(WHAT IS REQUIRED): Retype the data below without altering anything.

(DATASET):
*** Begin section ***

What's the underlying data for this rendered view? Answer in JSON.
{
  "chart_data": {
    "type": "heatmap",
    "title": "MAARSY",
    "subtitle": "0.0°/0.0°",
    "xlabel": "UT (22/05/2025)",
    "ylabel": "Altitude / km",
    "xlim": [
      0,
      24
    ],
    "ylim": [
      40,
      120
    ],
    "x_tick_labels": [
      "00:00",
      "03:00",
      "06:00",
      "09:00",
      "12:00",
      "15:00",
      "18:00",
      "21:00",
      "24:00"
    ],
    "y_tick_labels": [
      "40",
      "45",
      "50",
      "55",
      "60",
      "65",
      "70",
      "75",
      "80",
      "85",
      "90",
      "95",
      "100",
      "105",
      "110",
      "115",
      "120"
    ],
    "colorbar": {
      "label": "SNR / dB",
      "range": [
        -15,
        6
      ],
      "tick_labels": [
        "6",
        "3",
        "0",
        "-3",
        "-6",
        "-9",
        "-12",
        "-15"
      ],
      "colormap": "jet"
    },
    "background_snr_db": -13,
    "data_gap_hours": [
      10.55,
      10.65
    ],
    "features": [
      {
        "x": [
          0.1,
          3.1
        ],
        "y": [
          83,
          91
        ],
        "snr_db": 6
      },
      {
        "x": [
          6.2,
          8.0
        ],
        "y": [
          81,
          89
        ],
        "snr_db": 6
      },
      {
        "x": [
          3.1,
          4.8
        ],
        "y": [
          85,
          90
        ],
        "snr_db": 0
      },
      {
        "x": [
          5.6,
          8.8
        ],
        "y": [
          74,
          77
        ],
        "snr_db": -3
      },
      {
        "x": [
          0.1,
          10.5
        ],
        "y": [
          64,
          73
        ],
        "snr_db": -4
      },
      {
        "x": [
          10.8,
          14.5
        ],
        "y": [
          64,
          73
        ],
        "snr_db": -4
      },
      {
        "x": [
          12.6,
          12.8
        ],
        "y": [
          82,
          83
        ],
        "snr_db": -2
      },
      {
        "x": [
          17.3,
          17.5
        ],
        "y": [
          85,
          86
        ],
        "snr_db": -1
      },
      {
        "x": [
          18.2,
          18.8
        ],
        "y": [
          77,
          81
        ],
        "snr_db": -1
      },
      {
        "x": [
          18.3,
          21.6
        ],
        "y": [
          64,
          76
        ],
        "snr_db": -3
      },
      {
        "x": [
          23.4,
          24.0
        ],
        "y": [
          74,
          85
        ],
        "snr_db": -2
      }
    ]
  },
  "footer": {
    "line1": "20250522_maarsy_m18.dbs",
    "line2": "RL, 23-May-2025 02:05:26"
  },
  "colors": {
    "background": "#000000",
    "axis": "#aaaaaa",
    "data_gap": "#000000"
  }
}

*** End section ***

(TASK RESULT):
What's the underlying data for this rendered view? Answer in JSON.
{
  "chart_data": {
    "type": "heatmap",
    "title": "MAARSY",
    "subtitle": "0.0°/0.0°",
    "xlabel": "UT (22/05/2025)",
    "ylabel": "Altitude / km",
    "xlim": [
      0,
      24
    ],
    "ylim": [
      40,
      120
    ],
    "x_tick_labels": [
      "00:00",
      "03:00",
      "06:00",
      "09:00",
      "12:00",
      "15:00",
      "18:00",
      "21:00",
      "24:00"
    ],
    "y_tick_labels": [
      "40",
      "45",
      "50",
      "55",
      "60",
      "65",
      "70",
      "75",
      "80",
      "85",
      "90",
      "95",
      "100",
      "105",
      "110",
      "115",
      "120"
    ],
    "colorbar": {
      "label": "SNR / dB",
      "range": [
        -15,
        6
      ],
      "tick_labels": [
        "6",
        "3",
        "0",
        "-3",
        "-6",
        "-9",
        "-12",
        "-15"
      ],
      "colormap": "jet"
    },
    "background_snr_db": -13,
    "data_gap_hours": [
      10.55,
      10.65
    ],
    "features": [
      {
        "x": [
          0.1,
          3.1
        ],
        "y": [
          83,
          91
        ],
        "snr_db": 6
      },
      {
        "x": [
          6.2,
          8.0
        ],
        "y": [
          81,
          89
        ],
        "snr_db": 6
      },
      {
        "x": [
          3.1,
          4.8
        ],
        "y": [
          85,
          90
        ],
        "snr_db": 0
      },
      {
        "x": [
          5.6,
          8.8
        ],
        "y": [
          74,
          77
        ],
        "snr_db": -3
      },
      {
        "x": [
          0.1,
          10.5
        ],
        "y": [
          64,
          73
        ],
        "snr_db": -4
      },
      {
        "x": [
          10.8,
          14.5
        ],
        "y": [
          64,
          73
        ],
        "snr_db": -4
      },
      {
        "x": [
          12.6,
          12.8
        ],
        "y": [
          82,
          83
        ],
        "snr_db": -2
      },
      {
        "x": [
          17.3,
          17.5
        ],
        "y": [
          85,
          86
        ],
        "snr_db": -1
      },
      {
        "x": [
          18.2,
          18.8
        ],
        "y": [
          77,
          81
        ],
        "snr_db": -1
      },
      {
        "x": [
          18.3,
          21.6
        ],
        "y": [
          64,
          76
        ],
        "snr_db": -3
      },
      {
        "x": [
          23.4,
          24.0
        ],
        "y": [
          74,
          85
        ],
        "snr_db": -2
      }
    ]
  },
  "footer": {
    "line1": "20250522_maarsy_m18.dbs",
    "line2": "RL, 23-May-2025 02:05:26"
  },
  "colors": {
    "background": "#000000",
    "axis": "#aaaaaa",
    "data_gap": "#000000"
  }
}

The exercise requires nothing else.